Read on to learn how BIM training can be used to save these treasured structures.
BIM Courses Can Enable You to Work on Projects with Tighter Budgets
Often, heritage projects are funded by either charities or public sector organizations. For example, the Alberta Historical Resources Foundation is a public trust agency that supports historical building projects. These groups often don’t have very large budgets for projects, so there is a tight range within which historic building endeavours need to work.
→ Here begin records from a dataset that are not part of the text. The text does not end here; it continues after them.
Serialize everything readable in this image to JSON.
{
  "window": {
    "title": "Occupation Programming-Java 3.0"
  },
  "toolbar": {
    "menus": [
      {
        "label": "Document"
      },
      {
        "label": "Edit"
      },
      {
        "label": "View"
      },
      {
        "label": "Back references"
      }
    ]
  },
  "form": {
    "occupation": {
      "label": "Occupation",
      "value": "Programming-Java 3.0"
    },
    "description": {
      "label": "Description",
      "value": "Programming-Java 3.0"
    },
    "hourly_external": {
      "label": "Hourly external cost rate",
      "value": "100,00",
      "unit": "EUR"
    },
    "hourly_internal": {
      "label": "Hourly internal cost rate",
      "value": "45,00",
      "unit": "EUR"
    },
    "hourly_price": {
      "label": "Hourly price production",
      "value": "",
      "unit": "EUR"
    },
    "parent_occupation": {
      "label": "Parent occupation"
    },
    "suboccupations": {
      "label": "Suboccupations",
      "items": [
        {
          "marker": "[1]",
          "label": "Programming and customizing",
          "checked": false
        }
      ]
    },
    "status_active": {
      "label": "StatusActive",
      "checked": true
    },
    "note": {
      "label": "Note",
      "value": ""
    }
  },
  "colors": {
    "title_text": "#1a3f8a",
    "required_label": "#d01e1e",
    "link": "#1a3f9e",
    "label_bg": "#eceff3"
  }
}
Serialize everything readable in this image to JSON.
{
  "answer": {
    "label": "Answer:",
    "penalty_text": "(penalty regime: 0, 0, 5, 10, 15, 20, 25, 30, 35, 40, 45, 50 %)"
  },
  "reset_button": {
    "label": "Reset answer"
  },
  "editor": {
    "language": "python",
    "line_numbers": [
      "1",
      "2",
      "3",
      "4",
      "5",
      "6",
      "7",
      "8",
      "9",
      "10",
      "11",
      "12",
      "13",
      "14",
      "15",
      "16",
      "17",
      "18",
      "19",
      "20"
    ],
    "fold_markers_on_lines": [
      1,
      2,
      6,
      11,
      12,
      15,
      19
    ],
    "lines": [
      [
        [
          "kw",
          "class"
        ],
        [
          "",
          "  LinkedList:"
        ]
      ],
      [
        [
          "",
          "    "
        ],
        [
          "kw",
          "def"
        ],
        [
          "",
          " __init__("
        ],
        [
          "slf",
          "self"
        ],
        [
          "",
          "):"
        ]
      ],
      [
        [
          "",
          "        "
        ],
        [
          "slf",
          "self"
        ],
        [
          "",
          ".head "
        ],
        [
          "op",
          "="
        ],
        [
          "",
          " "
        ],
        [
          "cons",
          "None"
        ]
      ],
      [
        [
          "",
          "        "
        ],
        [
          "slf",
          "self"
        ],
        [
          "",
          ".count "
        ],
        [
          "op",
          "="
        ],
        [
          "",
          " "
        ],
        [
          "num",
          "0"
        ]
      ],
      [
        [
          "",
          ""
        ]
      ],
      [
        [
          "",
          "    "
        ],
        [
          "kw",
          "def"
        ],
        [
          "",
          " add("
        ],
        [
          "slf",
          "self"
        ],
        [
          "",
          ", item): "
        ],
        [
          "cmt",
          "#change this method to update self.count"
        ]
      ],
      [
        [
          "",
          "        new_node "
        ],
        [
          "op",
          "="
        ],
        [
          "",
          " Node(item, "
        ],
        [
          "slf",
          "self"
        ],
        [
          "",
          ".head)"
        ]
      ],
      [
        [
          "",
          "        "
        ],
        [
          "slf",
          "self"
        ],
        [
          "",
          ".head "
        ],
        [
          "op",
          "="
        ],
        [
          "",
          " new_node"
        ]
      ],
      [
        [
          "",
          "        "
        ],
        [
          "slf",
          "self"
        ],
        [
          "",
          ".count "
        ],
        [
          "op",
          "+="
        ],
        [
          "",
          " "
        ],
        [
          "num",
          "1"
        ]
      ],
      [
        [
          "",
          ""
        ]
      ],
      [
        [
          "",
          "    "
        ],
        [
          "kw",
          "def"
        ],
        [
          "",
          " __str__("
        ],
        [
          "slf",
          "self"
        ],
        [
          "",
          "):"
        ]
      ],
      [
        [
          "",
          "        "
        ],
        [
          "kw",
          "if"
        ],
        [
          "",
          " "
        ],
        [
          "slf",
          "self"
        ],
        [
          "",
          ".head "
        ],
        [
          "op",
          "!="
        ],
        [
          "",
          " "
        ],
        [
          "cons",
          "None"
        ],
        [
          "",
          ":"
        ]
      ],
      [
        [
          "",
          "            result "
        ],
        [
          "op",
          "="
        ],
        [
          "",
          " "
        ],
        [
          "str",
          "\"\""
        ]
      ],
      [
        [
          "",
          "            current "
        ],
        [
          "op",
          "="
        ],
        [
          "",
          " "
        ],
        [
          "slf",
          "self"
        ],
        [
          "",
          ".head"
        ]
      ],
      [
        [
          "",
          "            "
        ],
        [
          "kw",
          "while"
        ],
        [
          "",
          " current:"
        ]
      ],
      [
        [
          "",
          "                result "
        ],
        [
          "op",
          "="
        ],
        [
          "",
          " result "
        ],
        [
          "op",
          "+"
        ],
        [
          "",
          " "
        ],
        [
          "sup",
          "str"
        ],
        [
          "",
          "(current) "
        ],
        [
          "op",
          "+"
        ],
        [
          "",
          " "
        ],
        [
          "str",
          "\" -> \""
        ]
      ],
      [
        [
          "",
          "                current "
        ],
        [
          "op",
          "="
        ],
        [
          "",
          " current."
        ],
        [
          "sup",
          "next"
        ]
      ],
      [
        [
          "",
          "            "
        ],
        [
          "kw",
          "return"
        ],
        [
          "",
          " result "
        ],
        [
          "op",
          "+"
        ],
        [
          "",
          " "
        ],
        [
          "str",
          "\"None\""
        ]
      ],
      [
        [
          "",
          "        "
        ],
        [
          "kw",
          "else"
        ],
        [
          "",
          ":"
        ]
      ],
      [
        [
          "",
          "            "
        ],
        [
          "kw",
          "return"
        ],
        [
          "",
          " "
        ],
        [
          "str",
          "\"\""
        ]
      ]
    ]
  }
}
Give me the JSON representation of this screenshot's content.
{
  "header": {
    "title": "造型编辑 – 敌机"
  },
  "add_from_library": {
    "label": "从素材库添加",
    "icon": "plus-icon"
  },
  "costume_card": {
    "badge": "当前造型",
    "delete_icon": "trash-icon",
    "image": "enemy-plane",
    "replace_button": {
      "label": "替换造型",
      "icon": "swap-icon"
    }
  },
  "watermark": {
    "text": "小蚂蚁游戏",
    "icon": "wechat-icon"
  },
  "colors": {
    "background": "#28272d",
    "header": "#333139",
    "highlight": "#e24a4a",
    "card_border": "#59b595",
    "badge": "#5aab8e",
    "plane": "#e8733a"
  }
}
When working with smaller budgets, BIM allows for more to be done using less materials and time, and helps to minimize costly errors. As you will learn from BIM training, one of the foundational benefits of BIM is that it makes collaboration easier between different people with various skills. Professionals can check in regularly on projects, increasing effectiveness and reducing the risk of needing a do-over on an important restoration or renovation.
BIM Can Help Complicated Historical Projects Tackle Unexpected Challenges
Working on historical buildings means dealing with ancient materials full of imperfections, nooks, crannies, and deterioration. Lines are often not as straight or symmetrical in older buildings, as they have aged and were constructed with more rudimentary resources. The more technology you can have on your side when working on these projects, the less time-consuming these imperfections become.
You may already be aware as someone considering BIM college that building projects are imperfect processes, which can include unexpected hurdles or curveballs along the way. When working with older materials, this is even more apparent than ever. BIM lets a model receive modifications and adjustments throughout the journey, from a full team of experts. Since the model can be edited and changed along the way, surprises can be mitigated more easily.
BIM Lets Data Be Stored Centrally for Heritage Projects
When working on historical buildings, a top concern is loss of information in one area or another. For example, on an old cathedral, there may be information specifically about an axis that could be lost in the shuffle of restoring the building. You’ll remember from your BIM courses that BIM includes information on plumbing, materials, process, structural integrity, and more. Having this wide range of data can supply future initiatives with more details to work with the next time a renovation or restoration needs to take place.
BIM stores data centrally, ensuring that all notes, documentation, and descriptions are available in one place. Stored digitally, these will be accessible for years to come. Who knows what information may come in handy in the future, and what pieces of the past you might be able to save.
Wondering how you can contribute to a brighter future?
Your career awaits.